New Insights into Mutual Funds is a bundle of four empirical studies on mutual funds. In the first two papers, we investigate persistence in risk-adjusted fund returns. We show that the returns of both equity and bond mutual funds are persistent. Funds that display strong (weak) performance over a past period continue to do so in future periods. More importantly, we demonstrate that some fund managers are able to outperform a strategy that invests in passive indexes for a short period of time. These results add new insights to long-running debates on the benefits of actively managed funds vis-à-vis passive portfolios. In the third paper, we test the cross-sectional explanatory power of multi-factor models to explain mutual fund returns. We find that performance estimates resulting from these models are biased because the factor proxies do not incorporate transaction costs and trading restrictions. We suggest that factor proxies based on mutual fund returns rather than stock returns provide better benchmarks to evaluate professional money managers. Finally, in the fourth paper we investigate the impact of fund marketing on investor flows to other funds in the family. We find that high-marketing funds generate spillovers, and enhance cash inflows to low-marketing funds in the family. An explanation of this observation is that funds with low marketing expenses are directly subsidized by family members with high marketing expenses. Our results indicate that at least part of the spillovers can be attributed to favoritism. These findings suggest that conflicts of interest between investors and fund families have been exacerbated by competition in the mutual fund industry.
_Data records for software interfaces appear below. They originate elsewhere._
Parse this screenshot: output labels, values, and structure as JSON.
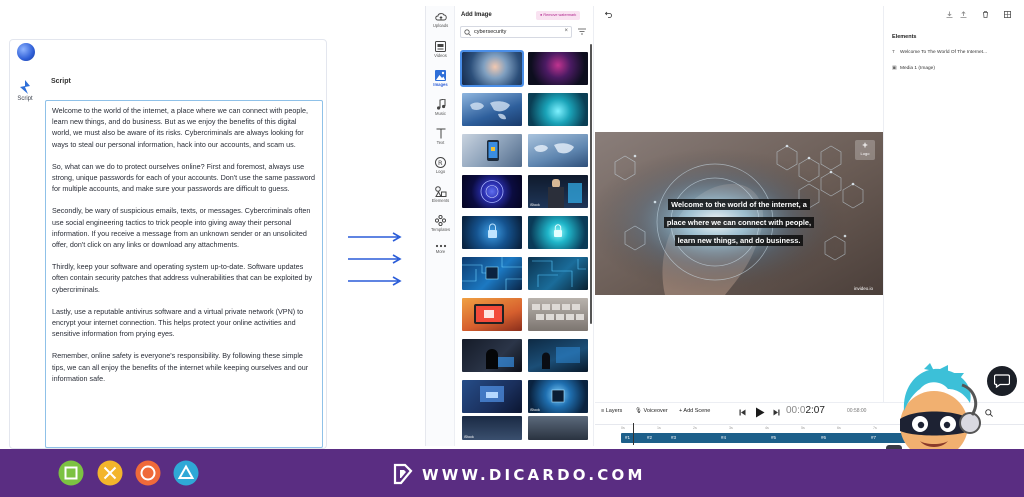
{
  "script_panel": {
    "rail_label": "Script",
    "title": "Script",
    "paragraphs": [
      "Welcome to the world of the internet, a place where we can connect with people, learn new things, and do business. But as we enjoy the benefits of this digital world, we must also be aware of its risks. Cybercriminals are always looking for ways to steal our personal information, hack into our accounts, and scam us.",
      "So, what can we do to protect ourselves online? First and foremost, always use strong, unique passwords for each of your accounts. Don't use the same password for multiple accounts, and make sure your passwords are difficult to guess.",
      "Secondly, be wary of suspicious emails, texts, or messages. Cybercriminals often use social engineering tactics to trick people into giving away their personal information. If you receive a message from an unknown sender or an unsolicited offer, don't click on any links or download any attachments.",
      "Thirdly, keep your software and operating system up-to-date. Software updates often contain security patches that address vulnerabilities that can be exploited by cybercriminals.",
      "Lastly, use a reputable antivirus software and a virtual private network (VPN) to encrypt your internet connection. This helps protect your online activities and sensitive information from prying eyes.",
      "Remember, online safety is everyone's responsibility. By following these simple tips, we can all enjoy the benefits of the internet while keeping ourselves and our information safe."
    ]
  },
  "editor": {
    "tools": [
      {
        "label": "Uploads",
        "icon": "upload-cloud-icon"
      },
      {
        "label": "Videos",
        "icon": "video-icon"
      },
      {
        "label": "Images",
        "icon": "image-icon",
        "active": true
      },
      {
        "label": "Music",
        "icon": "music-icon"
      },
      {
        "label": "Text",
        "icon": "text-icon"
      },
      {
        "label": "Logo",
        "icon": "logo-icon"
      },
      {
        "label": "Elements",
        "icon": "elements-icon"
      },
      {
        "label": "Templates",
        "icon": "templates-icon"
      },
      {
        "label": "More",
        "icon": "more-icon"
      }
    ],
    "gallery": {
      "title": "Add Image",
      "remove_watermark": "Remove watermark",
      "search_value": "cybersecurity",
      "thumb_tags": [
        "iStock",
        "iStock",
        "iStock"
      ]
    },
    "preview": {
      "caption_lines": [
        "Welcome to the world of the internet, a",
        "place where we can connect with people,",
        "learn new things, and do business."
      ],
      "logo_button_label": "Logo",
      "watermark": "invideo.io"
    },
    "elements_panel": {
      "title": "Elements",
      "items": [
        {
          "icon": "text-icon",
          "label": "Welcome To The World Of The Internet..."
        },
        {
          "icon": "image-icon",
          "label": "Media 1 (Image)"
        }
      ]
    },
    "timeline": {
      "layers_label": "Layers",
      "voiceover_label": "Voiceover",
      "add_scene_label": "+ Add Scene",
      "current_time_dim": "00:0",
      "current_time": "2:07",
      "total_time": "00:58:00",
      "ruler_labels": [
        "0s",
        "1s",
        "2s",
        "3s",
        "4s",
        "5s",
        "6s",
        "7s",
        "8s"
      ],
      "scenes": [
        "#1",
        "#2",
        "#3",
        "#4",
        "#5",
        "#6",
        "#7"
      ]
    }
  },
  "banner": {
    "brand_text": "WWW.DICARDO.COM",
    "colors": {
      "background": "#5a2d82",
      "square": "#7cc242",
      "cross": "#f3b52c",
      "circle": "#ef6a3a",
      "triangle": "#2fa8d6"
    }
  }
}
Professional asset management, investment analysis, mutual funds, bond funds, performance evaluation, performance persistence, benchmark misspecification, marketing, cross-subsidization, favoritism